Some new research that brings in to question how cortical plasticity relates to tinnitus.
Is cortical plasticity a cause of tinnitus or the key to reversing it?
Some interesting developments from the paper, Cortical Tonotopic Map Changes in Humans are Larger in Hearing Loss than in additional Tinnitus:
This observation suggests a connection between tinnitus and an incomplete form of central compensation to hearing loss, rather than excessive adaptation. One implication of this may be that treatments for tinnitus shift their focus towards enhancing the cortical plasticity on track, instead of reversing it.
Tinnitus, a common and potentially devastating condition, is the presence of a ‘phantom’ sound that often accompanies hearing loss. Hearing loss is known to induce plastic changes in cortical and sub-cortical areas. Although plasticity is a valuable trait that allows the human brain to rewire and recover from injury and sensory deprivation, it can lead to tinnitus as an unwanted side effect. In this large fMRI study, we provide evidence that tinnitus is related to a more conservative form of reorganization than in hearing loss without tinnitus. This result contrasts with the previous notion that tinnitus is related to excessive reorganization.
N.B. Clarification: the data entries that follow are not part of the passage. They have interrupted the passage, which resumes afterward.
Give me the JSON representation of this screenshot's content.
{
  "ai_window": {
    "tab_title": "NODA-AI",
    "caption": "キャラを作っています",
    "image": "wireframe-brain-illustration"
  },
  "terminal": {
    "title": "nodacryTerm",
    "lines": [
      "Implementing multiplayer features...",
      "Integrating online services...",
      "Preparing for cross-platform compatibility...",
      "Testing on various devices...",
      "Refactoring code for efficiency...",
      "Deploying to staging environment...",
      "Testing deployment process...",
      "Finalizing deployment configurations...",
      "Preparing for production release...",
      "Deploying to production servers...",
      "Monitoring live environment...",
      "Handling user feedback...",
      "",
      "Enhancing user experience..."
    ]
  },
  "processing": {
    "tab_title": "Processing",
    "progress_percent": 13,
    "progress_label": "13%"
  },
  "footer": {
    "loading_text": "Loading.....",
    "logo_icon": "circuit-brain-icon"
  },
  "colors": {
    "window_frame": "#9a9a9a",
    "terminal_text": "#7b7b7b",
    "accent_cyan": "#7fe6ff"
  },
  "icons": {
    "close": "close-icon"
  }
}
As a consequence, treatments for tinnitus may need to enhance the cortical plasticity, rather than reversing it.